**Exercise directions:** Reproduce the entries word for word but drop every picture.

---------- Data in this exercise ----------

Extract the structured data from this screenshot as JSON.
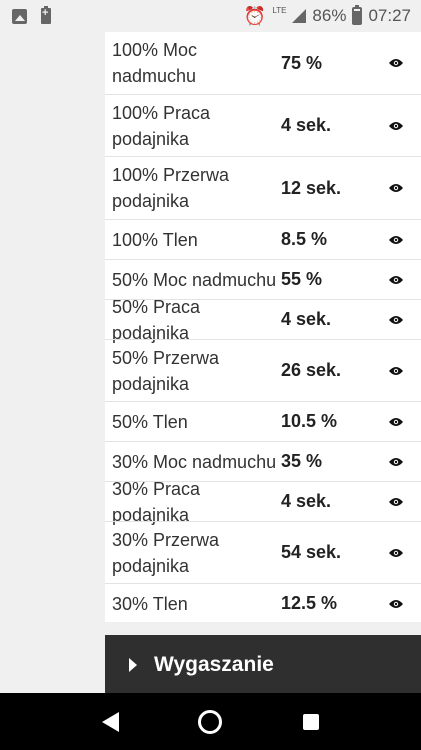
{
  "status_bar": {
    "network": "LTE",
    "battery_percent": "86%",
    "time": "07:27",
    "battery_level": 0.86,
    "icons": [
      "image-icon",
      "battery-saver-icon",
      "alarm-icon",
      "signal-icon",
      "battery-icon"
    ]
  },
  "rows": [
    {
      "label": "100% Moc nadmuchu",
      "value": "75 %"
    },
    {
      "label": "100% Praca podajnika",
      "value": "4 sek."
    },
    {
      "label": "100% Przerwa podajnika",
      "value": "12 sek."
    },
    {
      "label": "100% Tlen",
      "value": "8.5 %"
    },
    {
      "label": "50% Moc nadmuchu",
      "value": "55 %"
    },
    {
      "label": "50% Praca podajnika",
      "value": "4 sek."
    },
    {
      "label": "50% Przerwa podajnika",
      "value": "26 sek."
    },
    {
      "label": "50% Tlen",
      "value": "10.5 %"
    },
    {
      "label": "30% Moc nadmuchu",
      "value": "35 %"
    },
    {
      "label": "30% Praca podajnika",
      "value": "4 sek."
    },
    {
      "label": "30% Przerwa podajnika",
      "value": "54 sek."
    },
    {
      "label": "30% Tlen",
      "value": "12.5 %"
    }
  ],
  "section": {
    "title": "Wygaszanie",
    "icon": "chevron-right-icon"
  },
  "nav": {
    "icons": [
      "back-icon",
      "home-icon",
      "recents-icon"
    ]
  },
  "colors": {
    "section_bg": "#2f2f2f",
    "card_bg": "#ffffff",
    "page_bg": "#f0f0f0"
  }
}
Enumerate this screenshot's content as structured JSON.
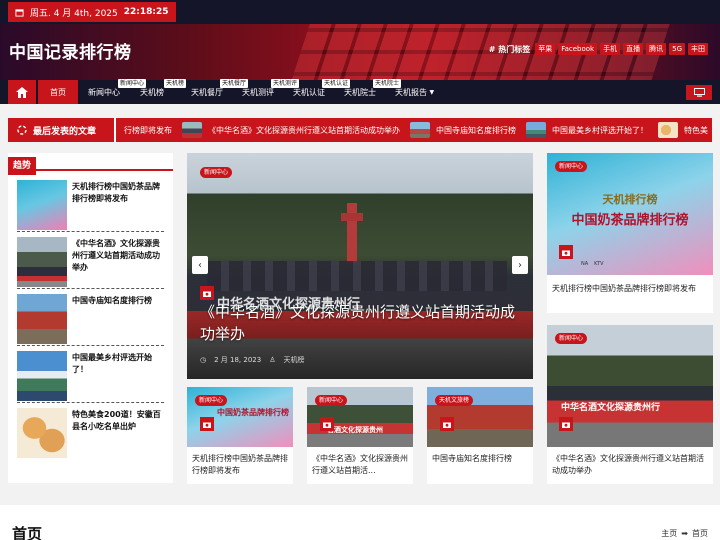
{
  "topbar": {
    "date": "周五. 4 月 4th, 2025",
    "time": "22:18:25"
  },
  "site": {
    "title": "中国记录排行榜"
  },
  "hot_tags": {
    "label": "热门标签",
    "items": [
      "苹果",
      "Facebook",
      "手机",
      "直播",
      "腾讯",
      "5G",
      "丰田"
    ]
  },
  "nav": {
    "items": [
      {
        "label": "首页",
        "badge": ""
      },
      {
        "label": "新闻中心",
        "badge": ""
      },
      {
        "label": "天机榜",
        "badge": "新闻中心"
      },
      {
        "label": "天机餐厅",
        "badge": "天机榜"
      },
      {
        "label": "天机测评",
        "badge": "天机餐厅"
      },
      {
        "label": "天机认证",
        "badge": "天机测评"
      },
      {
        "label": "天机院士",
        "badge": "天机认证"
      },
      {
        "label": "天机报告",
        "badge": "天机院士"
      }
    ]
  },
  "ticker": {
    "heading": "最后发表的文章",
    "items": [
      "行榜即将发布",
      "《中华名酒》文化探源贵州行遵义站首期活动成功举办",
      "中国寺庙知名度排行榜",
      "中国最美乡村评选开始了！",
      "特色美"
    ]
  },
  "trending": {
    "heading": "趋势",
    "items": [
      "天机排行榜中国奶茶品牌排行榜即将发布",
      "《中华名酒》文化探源贵州行遵义站首期活动成功举办",
      "中国寺庙知名度排行榜",
      "中国最美乡村评选开始了！",
      "特色美食200道！安徽百县名小吃名单出炉"
    ]
  },
  "feature": {
    "category": "新闻中心",
    "title": "《中华名酒》文化探源贵州行遵义站首期活动成功举办",
    "date": "2 月 18, 2023",
    "author": "天机榜",
    "banner_text": "中华名酒文化探源贵州行"
  },
  "cards": [
    {
      "category": "新闻中心",
      "title": "天机排行榜中国奶茶品牌排行榜即将发布",
      "img_text": "中国奶茶品牌排行榜"
    },
    {
      "category": "新闻中心",
      "title": "《中华名酒》文化探源贵州行遵义站首期活...",
      "img_text": "名酒文化探源贵州"
    },
    {
      "category": "天机文旅榜",
      "title": "中国寺庙知名度排行榜",
      "img_text": ""
    },
    {
      "category": "新闻中心",
      "title": "《中华名酒》文化探源贵州行遵义站首期活动成功举办",
      "img_text": ""
    }
  ],
  "right_cards": [
    {
      "category": "新闻中心",
      "title": "天机排行榜中国奶茶品牌排行榜即将发布",
      "img_brand": "天机排行榜",
      "img_text": "中国奶茶品牌排行榜",
      "logos": [
        "NA",
        "KTV"
      ]
    },
    {
      "category": "新闻中心",
      "title": "《中华名酒》文化探源贵州行遵义站首期活动成功举办",
      "img_text": "中华名酒文化探源贵州行"
    }
  ],
  "page": {
    "title": "首页",
    "breadcrumb": [
      "主页",
      "首页"
    ]
  },
  "colors": {
    "accent": "#c8151c",
    "dark": "#15152a"
  }
}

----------

**Completed exercise:**
Extract the structured data from this screenshot as JSON.
{
  "status_bar": {
    "network": "LTE",
    "battery_percent": "86%",
    "time": "07:27",
    "battery_level": 0.86,
    "icons": [
      "image-icon",
      "battery-saver-icon",
      "alarm-icon",
      "signal-icon",
      "battery-icon"
    ]
  },
  "rows": [
    {
      "label": "100% Moc nadmuchu",
      "value": "75 %"
    },
    {
      "label": "100% Praca podajnika",
      "value": "4 sek."
    },
    {
      "label": "100% Przerwa podajnika",
      "value": "12 sek."
    },
    {
      "label": "100% Tlen",
      "value": "8.5 %"
    },
    {
      "label": "50% Moc nadmuchu",
      "value": "55 %"
    },
    {
      "label": "50% Praca podajnika",
      "value": "4 sek."
    },
    {
      "label": "50% Przerwa podajnika",
      "value": "26 sek."
    },
    {
      "label": "50% Tlen",
      "value": "10.5 %"
    },
    {
      "label": "30% Moc nadmuchu",
      "value": "35 %"
    },
    {
      "label": "30% Praca podajnika",
      "value": "4 sek."
    },
    {
      "label": "30% Przerwa podajnika",
      "value": "54 sek."
    },
    {
      "label": "30% Tlen",
      "value": "12.5 %"
    }
  ],
  "section": {
    "title": "Wygaszanie",
    "icon": "chevron-right-icon"
  },
  "nav": {
    "icons": [
      "back-icon",
      "home-icon",
      "recents-icon"
    ]
  },
  "colors": {
    "section_bg": "#2f2f2f",
    "card_bg": "#ffffff",
    "page_bg": "#f0f0f0"
  }
}
Enumerate this screenshot's content as structured JSON.
{
  "topbar": {
    "date": "周五. 4 月 4th, 2025",
    "time": "22:18:25"
  },
  "site": {
    "title": "中国记录排行榜"
  },
  "hot_tags": {
    "label": "热门标签",
    "items": [
      "苹果",
      "Facebook",
      "手机",
      "直播",
      "腾讯",
      "5G",
      "丰田"
    ]
  },
  "nav": {
    "items": [
      {
        "label": "首页",
        "badge": ""
      },
      {
        "label": "新闻中心",
        "badge": ""
      },
      {
        "label": "天机榜",
        "badge": "新闻中心"
      },
      {
        "label": "天机餐厅",
        "badge": "天机榜"
      },
      {
        "label": "天机测评",
        "badge": "天机餐厅"
      },
      {
        "label": "天机认证",
        "badge": "天机测评"
      },
      {
        "label": "天机院士",
        "badge": "天机认证"
      },
      {
        "label": "天机报告",
        "badge": "天机院士"
      }
    ]
  },
  "ticker": {
    "heading": "最后发表的文章",
    "items": [
      "行榜即将发布",
      "《中华名酒》文化探源贵州行遵义站首期活动成功举办",
      "中国寺庙知名度排行榜",
      "中国最美乡村评选开始了！",
      "特色美"
    ]
  },
  "trending": {
    "heading": "趋势",
    "items": [
      "天机排行榜中国奶茶品牌排行榜即将发布",
      "《中华名酒》文化探源贵州行遵义站首期活动成功举办",
      "中国寺庙知名度排行榜",
      "中国最美乡村评选开始了！",
      "特色美食200道！安徽百县名小吃名单出炉"
    ]
  },
  "feature": {
    "category": "新闻中心",
    "title": "《中华名酒》文化探源贵州行遵义站首期活动成功举办",
    "date": "2 月 18, 2023",
    "author": "天机榜",
    "banner_text": "中华名酒文化探源贵州行"
  },
  "cards": [
    {
      "category": "新闻中心",
      "title": "天机排行榜中国奶茶品牌排行榜即将发布",
      "img_text": "中国奶茶品牌排行榜"
    },
    {
      "category": "新闻中心",
      "title": "《中华名酒》文化探源贵州行遵义站首期活...",
      "img_text": "名酒文化探源贵州"
    },
    {
      "category": "天机文旅榜",
      "title": "中国寺庙知名度排行榜",
      "img_text": ""
    },
    {
      "category": "新闻中心",
      "title": "《中华名酒》文化探源贵州行遵义站首期活动成功举办",
      "img_text": ""
    }
  ],
  "right_cards": [
    {
      "category": "新闻中心",
      "title": "天机排行榜中国奶茶品牌排行榜即将发布",
      "img_brand": "天机排行榜",
      "img_text": "中国奶茶品牌排行榜",
      "logos": [
        "NA",
        "KTV"
      ]
    },
    {
      "category": "新闻中心",
      "title": "《中华名酒》文化探源贵州行遵义站首期活动成功举办",
      "img_text": "中华名酒文化探源贵州行"
    }
  ],
  "page": {
    "title": "首页",
    "breadcrumb": [
      "主页",
      "首页"
    ]
  },
  "colors": {
    "accent": "#c8151c",
    "dark": "#15152a"
  }
}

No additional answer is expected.